Provided entries —
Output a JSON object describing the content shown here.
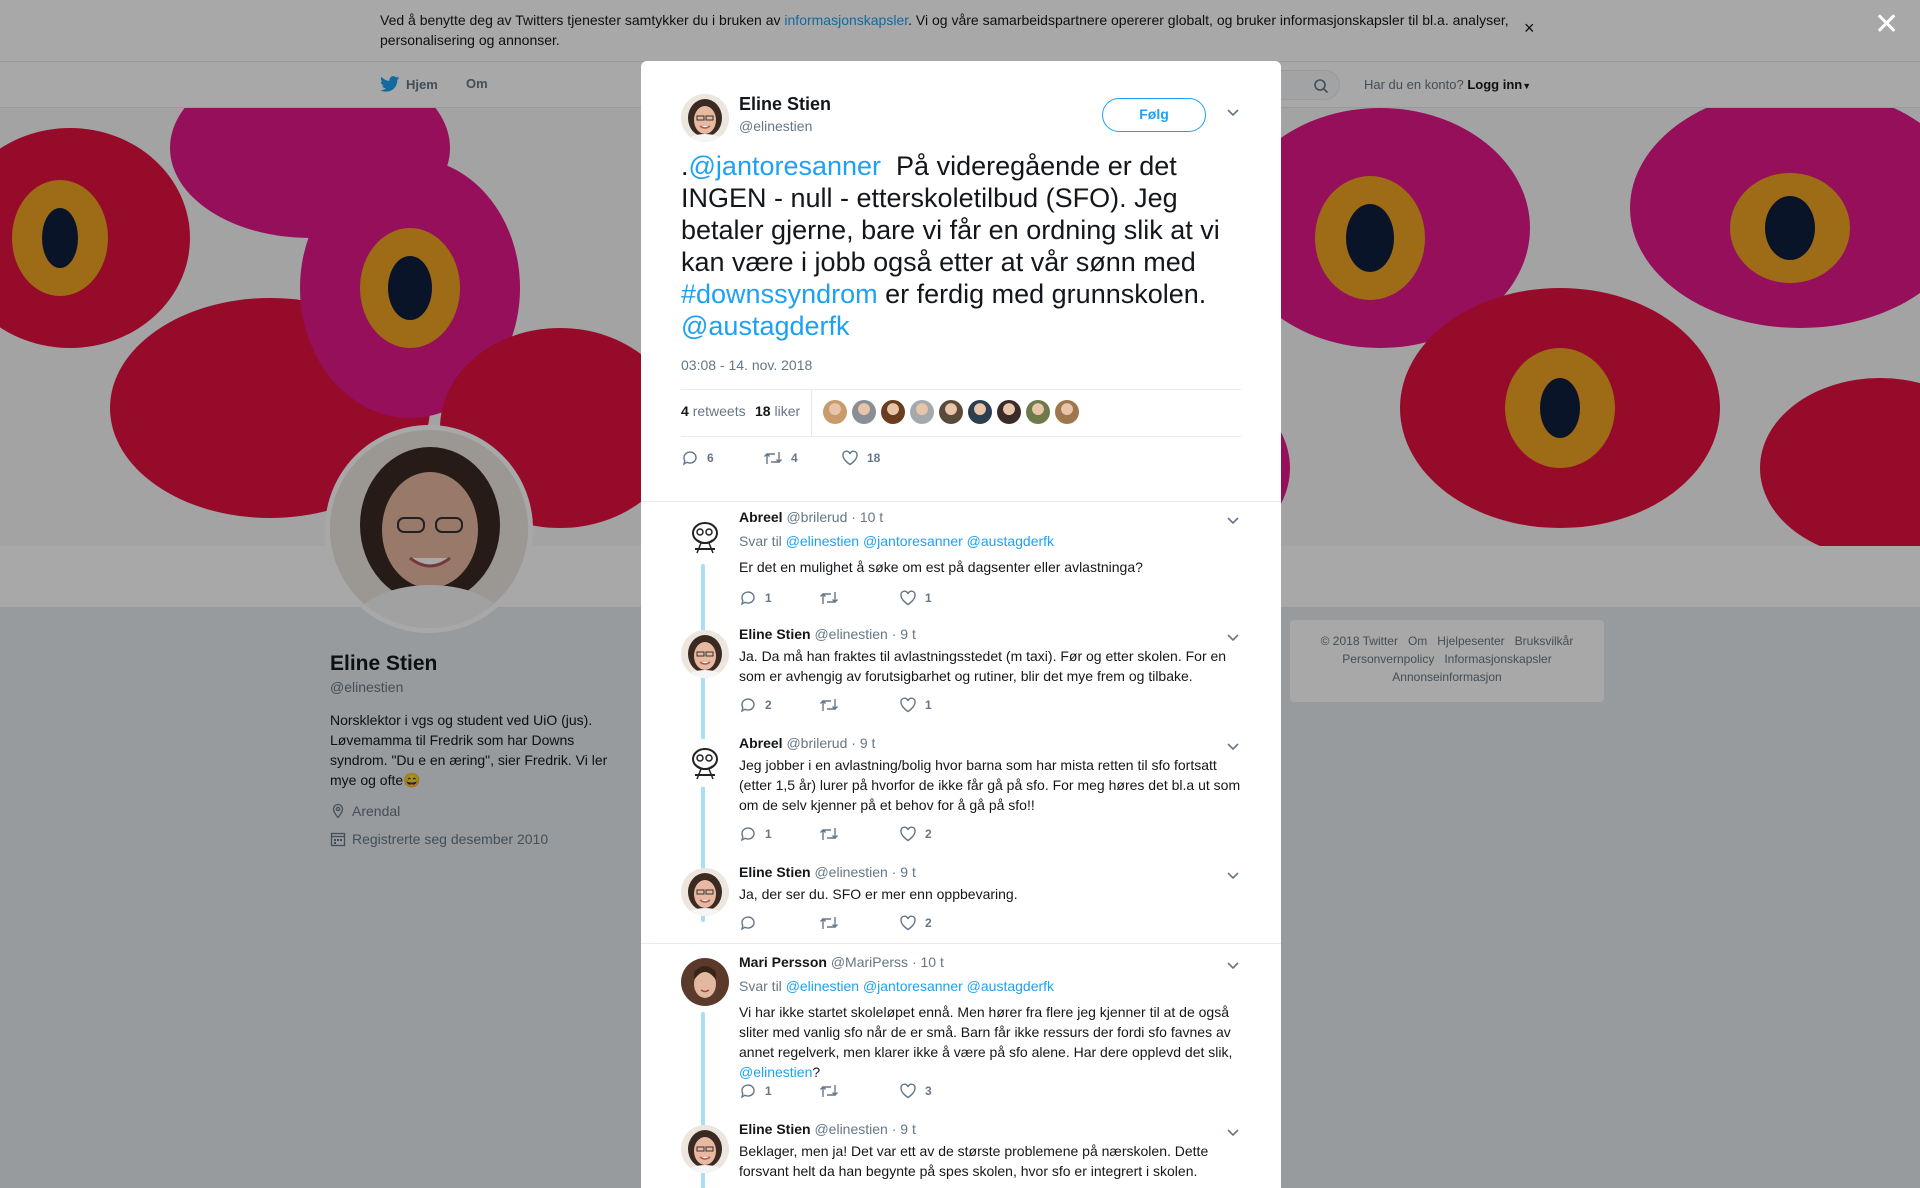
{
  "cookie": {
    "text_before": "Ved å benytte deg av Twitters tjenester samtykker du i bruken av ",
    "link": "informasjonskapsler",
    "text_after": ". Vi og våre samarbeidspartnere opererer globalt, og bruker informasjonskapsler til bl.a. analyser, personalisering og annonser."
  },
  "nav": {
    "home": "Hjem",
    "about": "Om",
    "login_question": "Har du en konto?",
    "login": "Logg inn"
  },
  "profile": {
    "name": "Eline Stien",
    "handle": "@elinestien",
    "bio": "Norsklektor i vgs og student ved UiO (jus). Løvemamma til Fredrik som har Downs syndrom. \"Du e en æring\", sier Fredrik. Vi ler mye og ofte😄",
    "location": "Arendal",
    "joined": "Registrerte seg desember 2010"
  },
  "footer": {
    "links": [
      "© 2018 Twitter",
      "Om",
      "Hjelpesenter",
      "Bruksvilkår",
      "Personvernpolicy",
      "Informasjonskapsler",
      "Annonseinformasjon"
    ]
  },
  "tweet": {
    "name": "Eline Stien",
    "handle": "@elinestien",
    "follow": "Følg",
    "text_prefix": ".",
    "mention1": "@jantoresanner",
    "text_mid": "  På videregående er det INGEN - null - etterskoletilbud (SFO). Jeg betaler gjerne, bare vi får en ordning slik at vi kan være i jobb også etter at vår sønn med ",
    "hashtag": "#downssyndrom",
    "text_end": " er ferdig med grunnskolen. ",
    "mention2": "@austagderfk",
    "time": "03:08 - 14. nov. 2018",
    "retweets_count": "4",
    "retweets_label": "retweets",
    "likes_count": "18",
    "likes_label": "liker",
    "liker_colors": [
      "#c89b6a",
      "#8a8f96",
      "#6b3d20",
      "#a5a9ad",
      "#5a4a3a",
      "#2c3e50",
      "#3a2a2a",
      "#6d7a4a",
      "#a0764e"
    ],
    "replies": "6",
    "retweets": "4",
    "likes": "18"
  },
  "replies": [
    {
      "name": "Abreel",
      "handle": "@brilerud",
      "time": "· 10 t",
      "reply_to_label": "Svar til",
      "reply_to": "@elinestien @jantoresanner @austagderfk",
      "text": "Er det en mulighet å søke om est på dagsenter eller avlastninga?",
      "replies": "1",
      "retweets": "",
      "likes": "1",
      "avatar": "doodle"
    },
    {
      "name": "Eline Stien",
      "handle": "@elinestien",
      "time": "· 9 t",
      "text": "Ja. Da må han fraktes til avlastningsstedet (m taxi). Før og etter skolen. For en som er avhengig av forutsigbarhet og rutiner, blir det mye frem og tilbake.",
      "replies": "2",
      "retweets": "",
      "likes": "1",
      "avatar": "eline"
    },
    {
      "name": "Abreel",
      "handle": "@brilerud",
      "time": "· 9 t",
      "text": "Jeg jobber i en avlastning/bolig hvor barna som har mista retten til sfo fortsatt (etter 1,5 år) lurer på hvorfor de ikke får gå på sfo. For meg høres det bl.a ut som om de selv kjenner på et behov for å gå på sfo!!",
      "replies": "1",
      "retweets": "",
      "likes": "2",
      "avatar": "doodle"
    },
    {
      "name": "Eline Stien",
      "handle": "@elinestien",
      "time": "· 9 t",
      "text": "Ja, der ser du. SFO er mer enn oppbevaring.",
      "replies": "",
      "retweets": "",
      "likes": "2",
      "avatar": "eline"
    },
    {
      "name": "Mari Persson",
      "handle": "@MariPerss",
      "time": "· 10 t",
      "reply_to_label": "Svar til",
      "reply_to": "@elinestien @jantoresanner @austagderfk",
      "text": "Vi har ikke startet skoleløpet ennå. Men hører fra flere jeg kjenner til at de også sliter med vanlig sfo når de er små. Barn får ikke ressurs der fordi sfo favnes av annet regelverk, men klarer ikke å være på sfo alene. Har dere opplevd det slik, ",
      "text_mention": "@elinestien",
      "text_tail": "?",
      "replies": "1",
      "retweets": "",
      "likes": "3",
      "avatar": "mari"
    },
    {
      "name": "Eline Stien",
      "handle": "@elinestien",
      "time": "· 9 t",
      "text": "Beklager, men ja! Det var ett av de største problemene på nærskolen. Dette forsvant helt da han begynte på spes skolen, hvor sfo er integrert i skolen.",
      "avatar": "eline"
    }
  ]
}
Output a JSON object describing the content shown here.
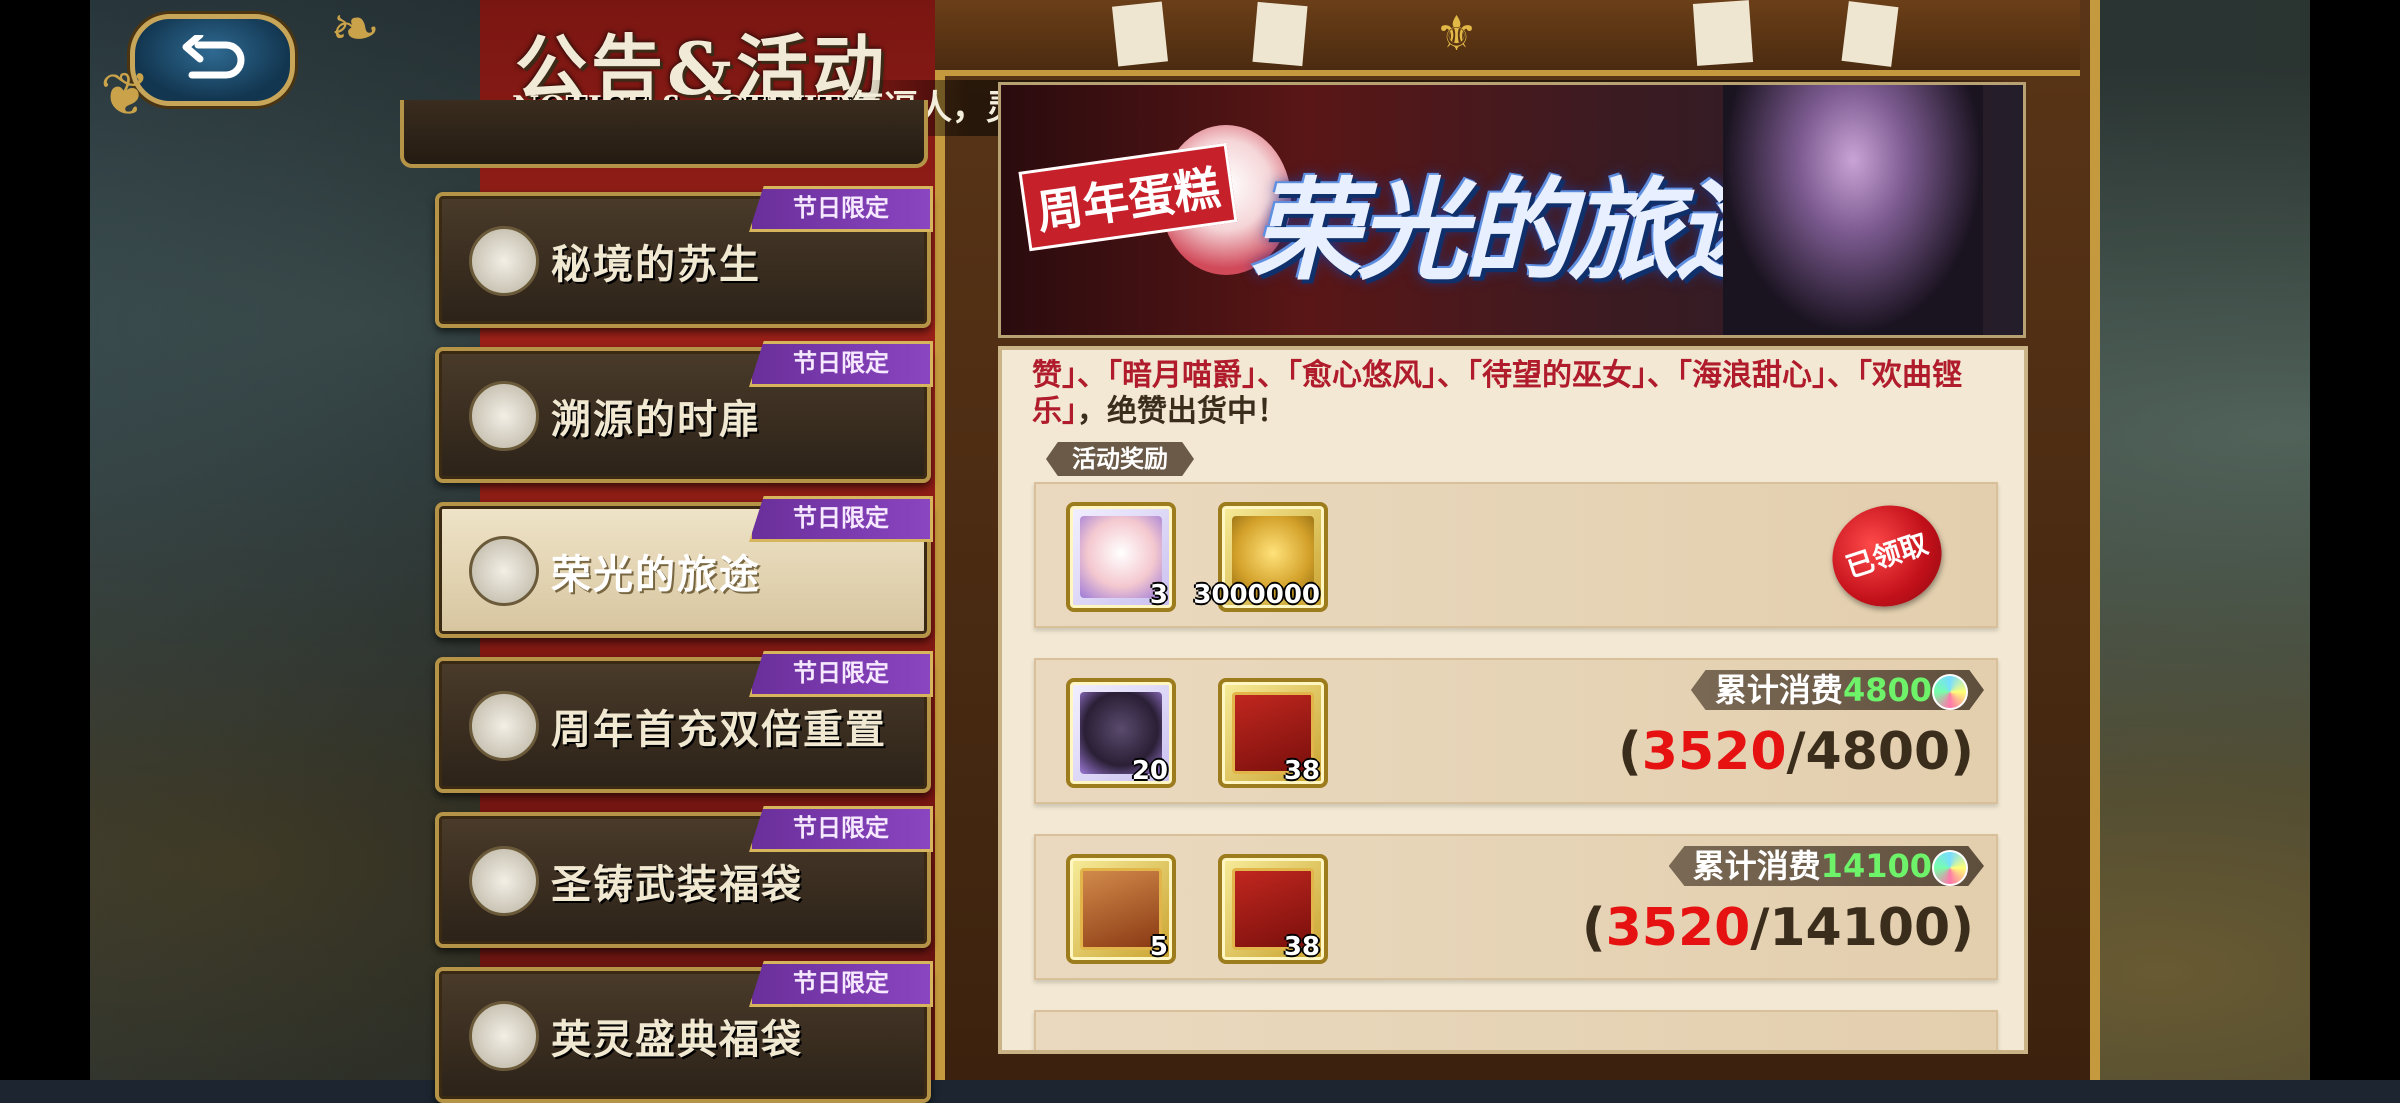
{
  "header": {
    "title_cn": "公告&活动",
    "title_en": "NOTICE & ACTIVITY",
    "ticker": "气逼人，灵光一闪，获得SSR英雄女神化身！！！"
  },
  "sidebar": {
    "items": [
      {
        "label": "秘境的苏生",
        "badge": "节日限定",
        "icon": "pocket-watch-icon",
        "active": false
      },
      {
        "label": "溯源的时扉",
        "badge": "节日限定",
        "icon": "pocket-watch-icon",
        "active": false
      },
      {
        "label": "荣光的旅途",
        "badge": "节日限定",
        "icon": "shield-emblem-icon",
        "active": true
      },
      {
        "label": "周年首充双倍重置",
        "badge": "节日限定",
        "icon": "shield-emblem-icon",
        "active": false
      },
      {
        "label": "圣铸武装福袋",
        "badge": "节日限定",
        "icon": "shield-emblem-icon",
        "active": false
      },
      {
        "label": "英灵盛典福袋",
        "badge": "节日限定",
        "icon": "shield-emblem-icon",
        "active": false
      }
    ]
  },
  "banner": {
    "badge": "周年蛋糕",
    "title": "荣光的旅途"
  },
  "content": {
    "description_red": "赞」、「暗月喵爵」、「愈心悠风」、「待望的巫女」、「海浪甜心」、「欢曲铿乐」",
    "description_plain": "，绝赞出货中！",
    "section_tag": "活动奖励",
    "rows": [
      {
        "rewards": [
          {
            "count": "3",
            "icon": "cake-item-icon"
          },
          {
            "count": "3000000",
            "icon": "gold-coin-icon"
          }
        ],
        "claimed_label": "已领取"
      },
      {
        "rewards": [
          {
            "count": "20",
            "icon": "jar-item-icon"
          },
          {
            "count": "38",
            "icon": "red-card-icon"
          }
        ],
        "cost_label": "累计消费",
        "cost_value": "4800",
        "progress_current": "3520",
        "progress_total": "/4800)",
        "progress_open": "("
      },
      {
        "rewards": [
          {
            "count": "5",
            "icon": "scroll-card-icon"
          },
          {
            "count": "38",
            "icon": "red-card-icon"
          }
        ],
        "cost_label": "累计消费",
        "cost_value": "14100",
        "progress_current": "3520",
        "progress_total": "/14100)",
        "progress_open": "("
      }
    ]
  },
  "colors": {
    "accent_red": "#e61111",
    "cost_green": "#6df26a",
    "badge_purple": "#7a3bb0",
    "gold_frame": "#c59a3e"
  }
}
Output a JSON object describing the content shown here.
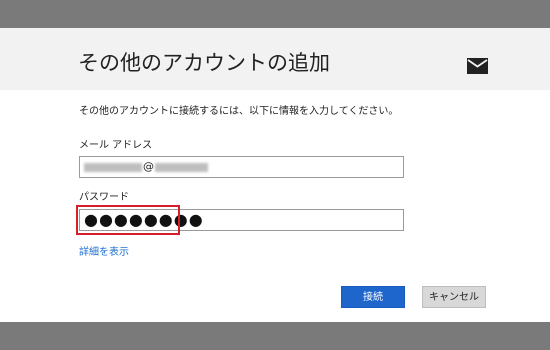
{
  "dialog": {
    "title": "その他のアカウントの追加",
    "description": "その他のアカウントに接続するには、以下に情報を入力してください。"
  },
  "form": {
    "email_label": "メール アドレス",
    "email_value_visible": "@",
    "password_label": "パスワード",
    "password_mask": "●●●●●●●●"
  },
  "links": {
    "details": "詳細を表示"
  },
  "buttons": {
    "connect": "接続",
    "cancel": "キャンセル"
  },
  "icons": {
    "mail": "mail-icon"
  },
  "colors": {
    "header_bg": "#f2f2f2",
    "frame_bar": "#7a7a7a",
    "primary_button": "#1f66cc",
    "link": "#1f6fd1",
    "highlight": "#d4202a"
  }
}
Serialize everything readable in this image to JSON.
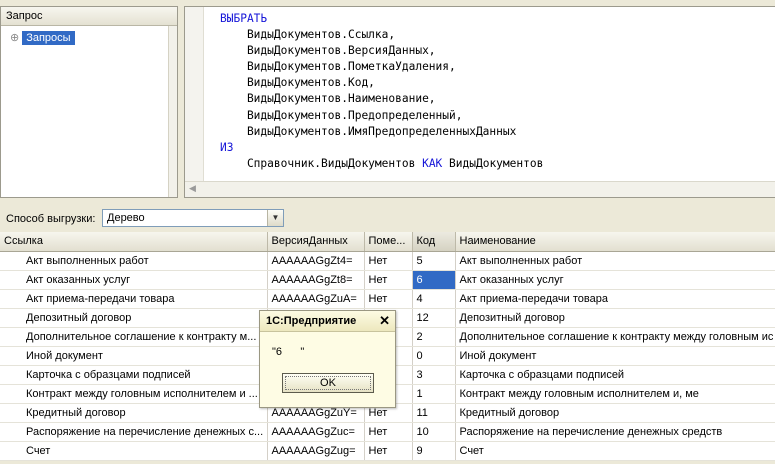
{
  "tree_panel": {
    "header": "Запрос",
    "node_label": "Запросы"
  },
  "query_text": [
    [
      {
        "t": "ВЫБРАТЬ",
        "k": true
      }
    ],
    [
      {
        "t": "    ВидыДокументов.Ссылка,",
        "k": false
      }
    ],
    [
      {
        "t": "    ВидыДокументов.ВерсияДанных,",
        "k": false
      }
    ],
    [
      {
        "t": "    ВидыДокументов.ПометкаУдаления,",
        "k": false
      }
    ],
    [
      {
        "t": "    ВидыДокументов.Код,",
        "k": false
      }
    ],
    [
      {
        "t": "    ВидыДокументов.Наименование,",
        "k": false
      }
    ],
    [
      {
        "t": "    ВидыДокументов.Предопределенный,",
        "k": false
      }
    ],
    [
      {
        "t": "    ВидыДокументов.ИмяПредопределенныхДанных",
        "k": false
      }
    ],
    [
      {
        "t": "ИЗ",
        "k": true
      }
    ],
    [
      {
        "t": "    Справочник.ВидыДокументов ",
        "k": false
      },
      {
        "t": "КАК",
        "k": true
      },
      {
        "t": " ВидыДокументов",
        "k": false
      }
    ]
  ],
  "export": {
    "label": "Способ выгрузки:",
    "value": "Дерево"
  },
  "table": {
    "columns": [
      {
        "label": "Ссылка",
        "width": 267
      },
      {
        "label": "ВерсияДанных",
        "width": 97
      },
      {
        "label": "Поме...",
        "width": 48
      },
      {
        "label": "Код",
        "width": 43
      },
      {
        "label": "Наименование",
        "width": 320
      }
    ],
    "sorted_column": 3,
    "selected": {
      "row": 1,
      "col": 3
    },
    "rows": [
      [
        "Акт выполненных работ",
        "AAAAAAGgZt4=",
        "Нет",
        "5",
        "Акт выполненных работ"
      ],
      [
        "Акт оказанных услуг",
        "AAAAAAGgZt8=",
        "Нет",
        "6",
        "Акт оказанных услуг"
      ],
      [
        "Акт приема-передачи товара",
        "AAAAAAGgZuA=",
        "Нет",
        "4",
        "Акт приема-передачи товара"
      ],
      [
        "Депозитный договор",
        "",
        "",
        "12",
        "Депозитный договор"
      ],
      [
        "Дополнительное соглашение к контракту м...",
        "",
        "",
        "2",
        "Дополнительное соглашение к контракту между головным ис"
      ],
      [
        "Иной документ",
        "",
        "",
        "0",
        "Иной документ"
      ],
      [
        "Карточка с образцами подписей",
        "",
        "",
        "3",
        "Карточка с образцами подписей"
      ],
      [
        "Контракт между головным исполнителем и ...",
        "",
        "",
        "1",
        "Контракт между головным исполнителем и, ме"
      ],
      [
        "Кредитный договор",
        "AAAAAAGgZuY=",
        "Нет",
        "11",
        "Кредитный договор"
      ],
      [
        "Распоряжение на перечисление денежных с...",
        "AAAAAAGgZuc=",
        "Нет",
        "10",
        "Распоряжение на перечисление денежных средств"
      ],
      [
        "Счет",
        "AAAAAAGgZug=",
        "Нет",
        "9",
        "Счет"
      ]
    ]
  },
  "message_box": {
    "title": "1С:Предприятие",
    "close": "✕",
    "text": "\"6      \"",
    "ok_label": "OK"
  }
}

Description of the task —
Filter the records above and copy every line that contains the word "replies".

Task answer —
    "replies": "6",
  "replies": [
      "replies": "1",
      "replies": "2",
      "replies": "1",
      "replies": "",
      "replies": "1",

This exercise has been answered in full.